Medium, with algorithms and curators, also delivers to your followers on the platform (amplified by contact lists) and, if you feel worthy, even on home.tec
Medium: an ostensive network, but also channeling
Don’t think you are going to write a post on Medium and it will only be seen by your half dozen friends who enjoy a long-winded speech. With Medium, you can add tags that will allow your text to be discovered by people who browse them.
It is common to hear that Medium is more about quality (good texts) than pedigree (number of followers and influencers), which makes it more democratic.
If you have a good story to tell – and you do it very well – Medium’s algorithm can help your content reach the top. The platform has a home, medium.com, in which it highlights, organized by subject (tags), the interesting texts.
LinkedIn: a network with well-defined purposes
Because it is a social network focused on professional relationships, on LinkedIn, people you know, have worked with or are interested in carrying out projects are part of your network – we have already talked about (no) add friends over there.
Publishing articles to this community of fertile contacts and interacting with comments on other users’ articles are two great ways to gain trust and transform this simple connection into partnerships or even attract new talent.
In summary, on LinkedIn, you communicate primarily with people you already know. However, you can still reach connections from people on your network if your first-degree contacts share the article with their network or react.
- Winner: at your discretion
Traffic and visitor statistics are available on Medium and also on LinkedIn. However, with slightly different metrics, more or less detailed to the author.
|Views||✅ (with position and region)||✅|
|Views in the feed||✅||❌|
|Readings (estimate) *||❌||✅|
|Fans||✅ Equals followers||✅|
|Internal and external readers||❌||✅|
Note that Medium works as follows: Views are the number of visitors who clicked on the page, while Reads informs how many of the viewers read it until the end.

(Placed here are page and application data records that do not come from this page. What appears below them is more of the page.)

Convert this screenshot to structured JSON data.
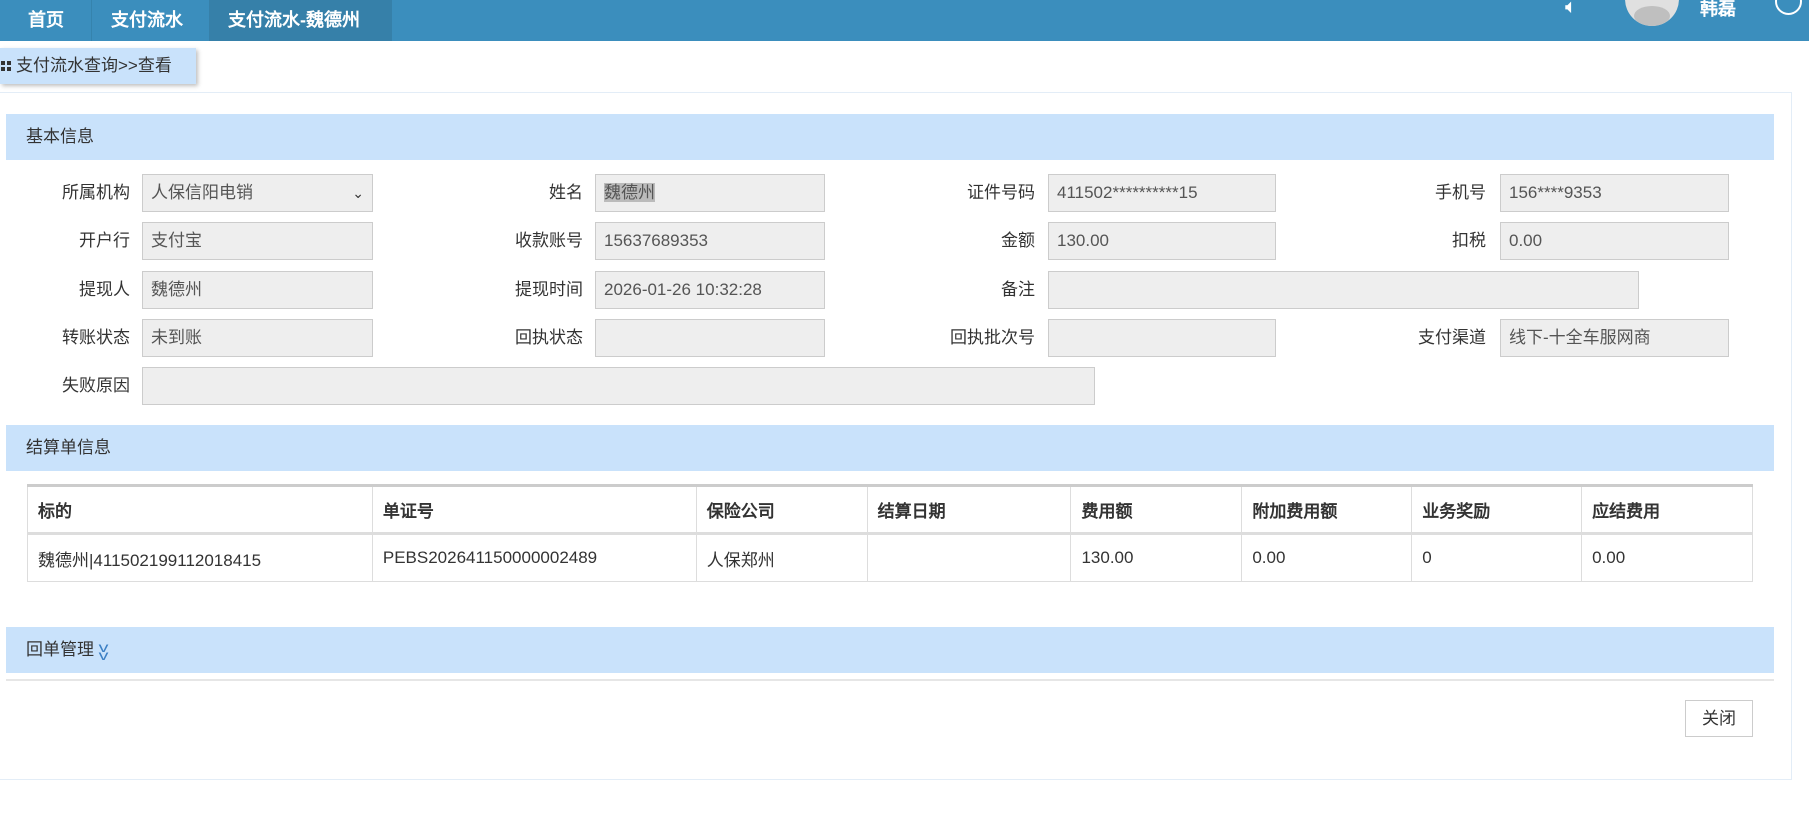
{
  "header": {
    "tabs": [
      "首页",
      "支付流水",
      "支付流水-魏德州"
    ],
    "user": "韩磊"
  },
  "breadcrumb": "支付流水查询>>查看",
  "basic": {
    "title": "基本信息",
    "fields": [
      {
        "label": "所属机构",
        "value": "人保信阳电销"
      },
      {
        "label": "姓名",
        "value": "魏德州"
      },
      {
        "label": "证件号码",
        "value": "411502**********15"
      },
      {
        "label": "手机号",
        "value": "156****9353"
      },
      {
        "label": "开户行",
        "value": "支付宝"
      },
      {
        "label": "收款账号",
        "value": "15637689353"
      },
      {
        "label": "金额",
        "value": "130.00"
      },
      {
        "label": "扣税",
        "value": "0.00"
      },
      {
        "label": "提现人",
        "value": "魏德州"
      },
      {
        "label": "提现时间",
        "value": "2026-01-26 10:32:28"
      },
      {
        "label": "备注",
        "value": ""
      },
      {
        "label": "转账状态",
        "value": "未到账"
      },
      {
        "label": "回执状态",
        "value": ""
      },
      {
        "label": "回执批次号",
        "value": ""
      },
      {
        "label": "支付渠道",
        "value": "线下-十全车服网商"
      },
      {
        "label": "失败原因",
        "value": ""
      }
    ]
  },
  "settlement": {
    "title": "结算单信息",
    "columns": [
      "标的",
      "单证号",
      "保险公司",
      "结算日期",
      "费用额",
      "附加费用额",
      "业务奖励",
      "应结费用"
    ],
    "rows": [
      [
        "魏德州|411502199112018415",
        "PEBS202641150000002489",
        "人保郑州",
        "",
        "130.00",
        "0.00",
        "0",
        "0.00"
      ]
    ]
  },
  "receipt": {
    "title": "回单管理"
  },
  "close_label": "关闭"
}
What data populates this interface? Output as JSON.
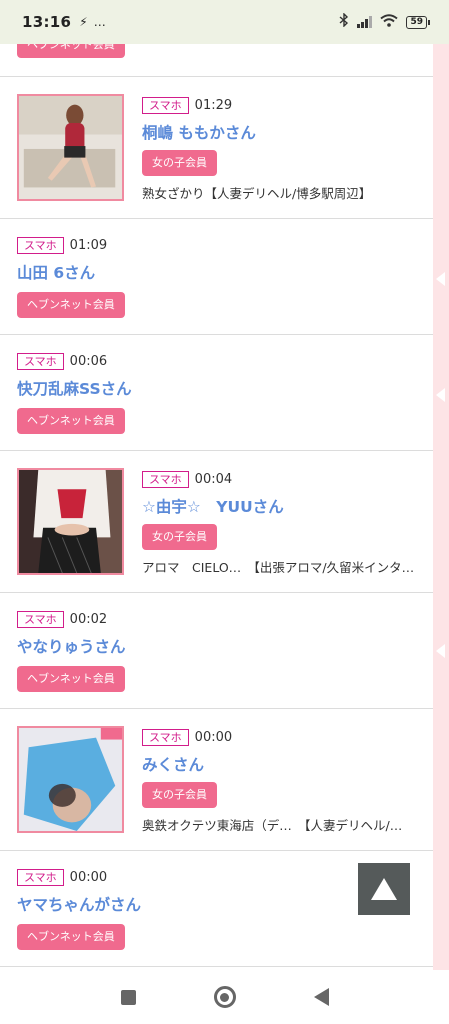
{
  "status_bar": {
    "time": "13:16",
    "extra": "…",
    "battery": "59"
  },
  "rows": [
    {
      "badge": "ヘブンネット会員"
    },
    {
      "tag": "スマホ",
      "time": "01:29",
      "name": "桐嶋 ももかさん",
      "badge": "女の子会員",
      "shop": "熟女ざかり【人妻デリヘル/博多駅周辺】"
    },
    {
      "tag": "スマホ",
      "time": "01:09",
      "name": "山田 6さん",
      "badge": "ヘブンネット会員"
    },
    {
      "tag": "スマホ",
      "time": "00:06",
      "name": "快刀乱麻SSさん",
      "badge": "ヘブンネット会員"
    },
    {
      "tag": "スマホ",
      "time": "00:04",
      "name": "☆由宇☆　YUUさん",
      "badge": "女の子会員",
      "shop": "アロマ　CIELO…　【出張アロマ/久留米インタ…"
    },
    {
      "tag": "スマホ",
      "time": "00:02",
      "name": "やなりゅうさん",
      "badge": "ヘブンネット会員"
    },
    {
      "tag": "スマホ",
      "time": "00:00",
      "name": "みくさん",
      "badge": "女の子会員",
      "shop": "奥鉄オクテツ東海店（デ…　【人妻デリヘル/…"
    },
    {
      "tag": "スマホ",
      "time": "00:00",
      "name": "ヤマちゃんがさん",
      "badge": "ヘブンネット会員"
    }
  ],
  "colors": {
    "accent_pink": "#f06a8e",
    "tag_magenta": "#d21d8b",
    "name_blue": "#5b8ad8",
    "side_strip": "#fde4e6"
  },
  "icons": [
    "bolt-icon",
    "wifi-icon",
    "signal-icon",
    "bluetooth-icon",
    "battery-icon",
    "scroll-top-icon",
    "nav-recents-icon",
    "nav-home-icon",
    "nav-back-icon"
  ]
}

LinkedIn does not monetize the content of your readers’ articles. However, it gives great prominence to the articles that it considers indispensable in specific areas of the platform. For those who are looking for exposure and just that, it is a very valid return.
However, as a writer on Medium, you can be part of the Medium Partner Program (or Medium Partner Program), publishing exclusive texts for (paying) members of Medium. However, the program is still focused on English texts.

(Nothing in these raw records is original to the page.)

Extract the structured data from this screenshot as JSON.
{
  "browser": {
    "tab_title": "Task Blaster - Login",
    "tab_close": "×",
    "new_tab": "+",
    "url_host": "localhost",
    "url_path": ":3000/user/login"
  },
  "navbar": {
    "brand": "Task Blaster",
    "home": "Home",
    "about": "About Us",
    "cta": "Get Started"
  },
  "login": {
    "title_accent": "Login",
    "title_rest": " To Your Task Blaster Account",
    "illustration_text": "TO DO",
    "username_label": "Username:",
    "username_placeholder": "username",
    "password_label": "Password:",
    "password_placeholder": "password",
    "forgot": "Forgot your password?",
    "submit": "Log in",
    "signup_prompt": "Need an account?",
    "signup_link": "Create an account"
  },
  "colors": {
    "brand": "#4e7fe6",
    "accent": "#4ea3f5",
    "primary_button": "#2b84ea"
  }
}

Conclusion: Medium, the king of textão! 👑
Medium is definitely the textão platform. More democratic, it houses any and all subjects, as well as the style of authors and also the public. It is made for text, nothing more. Therefore, all your efforts are focused on it. Does it work for business? I think so, but it also works for any other subject.
Less flexible in terms of reach, LinkedIn (Pulse) can be a great alternative if you want to talk business, to a specific audience, or share thoughts in your professional environment. That’s where your target audience is, on a platform that, among other things (very useful for professionals), offers a great article editor.
But, it’s not a place for romance, I think …
If the intention is to replace a personal blog, I think Medium is closer to the proposal. If the intention is to replace a professional blog, LinkedIn will be a success.
Since Medium is more versatile (working for both cases), it took the trophy. 🏆